I danced in high school, not for the school, but an outside belly dancing. It was a blast. But between school and dance and the weekend wrestling tourneys, I was dunzo. I should submit my story to I Survived.
I have a friend who does everything. She was super involved in high school, plus went to church and worked out and did a million other things that required her attention 100% of the time. Yes, I am also convinced she is a robot as well. Besides the point, I kind of looked up to the fact that she was the antithesis of lazy and had so much going on ALL the time. She had her priorities in check and always seemed happy being busy and living contentedly off life’s chaos. So I tried it out.
I was taking hard classes full-time AND signed up to be a history tutor twice a week, plus working almost full-time at a yogurt shop, plus had belly dancing and home responsibilities. Within week two of school and tutoring beginning, I was losing my hair and considering a new identity in a faraway land where I’d milk goats and become some freelance, starving artist on the streets dancing and singing and peddling and selling fingerpaint caricatures of people or something.
I would cry every night and stress the hell out and neglect my tutees who once asked what ‘communism’ meant and I stared at them blankly and unresponsive, hoping that if I stayed quiet and still long enough, perhaps one of them would poke me and realize I’d gone into a catatonic shock and I’d never have to tutor history again.
SO MY POINT IS that some people can juggle a million extra tasks at once and live fruitfully by spreading themselves all over the activity boards that I’d be convinced if they became president, they’d also take the jobs of everyone else in Congress. And some people, like moi, cannot fathom having more than one task at one time because even browsing GoJane while talking on the phone proves to be a challenge. So if you’re a busy bee, don’t judge the slower-paced, uninvolved folk like myself. We just have better things to do sometimes, like watch Real Housewives and eat this No-Bake Peanut Butter Cup Pie.
ESPECIALLY eating this pie. Um, hello–it’s stuffed with chopped peanut butter cups. And made with creamy peanut butter filling with a chocolate cookie crust. Yeah, I know, right?! You’d be stupid not to join in and eat some 🙂
1 pkg (8 oz) cream cheese, softened
1/2 cup sugar
1 cup creamy peanut butter
1 tsp vanilla extract
1 tub (8 oz) Cool Whip, thawed
12 regular-sized Reese’s PB cups, roughly chopped
1 chocolate graham cracker crust
1. In a large bowl, with an electric mixer, beat the cream cheese and sugar until smooth. Blend in the peanut butter and the vanilla until smooth & creamy. Gently fold in the Cool Whip to combine. Fold in the chopped peanut butter cups.
2. Spread the mixture into the prepared chocolate crust.
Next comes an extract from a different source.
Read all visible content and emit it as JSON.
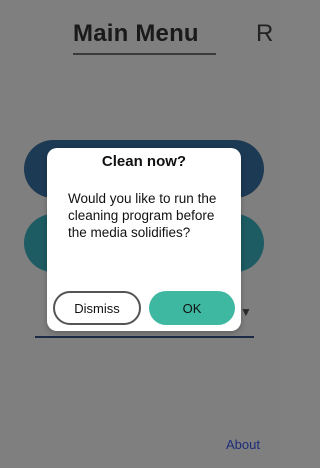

Refrigerate for at least four hours (the longer it chills, the more firm it’ll be) or freeze for about 2 hours until firm.
3. Before serving, allow the pie to sit on the counter at room temperature for about 10 minutes or so, to take the chill off for easier cutting. Store this pie covered in the fridge for about 2-3 days.
I hope you have a fantastical Thursday!!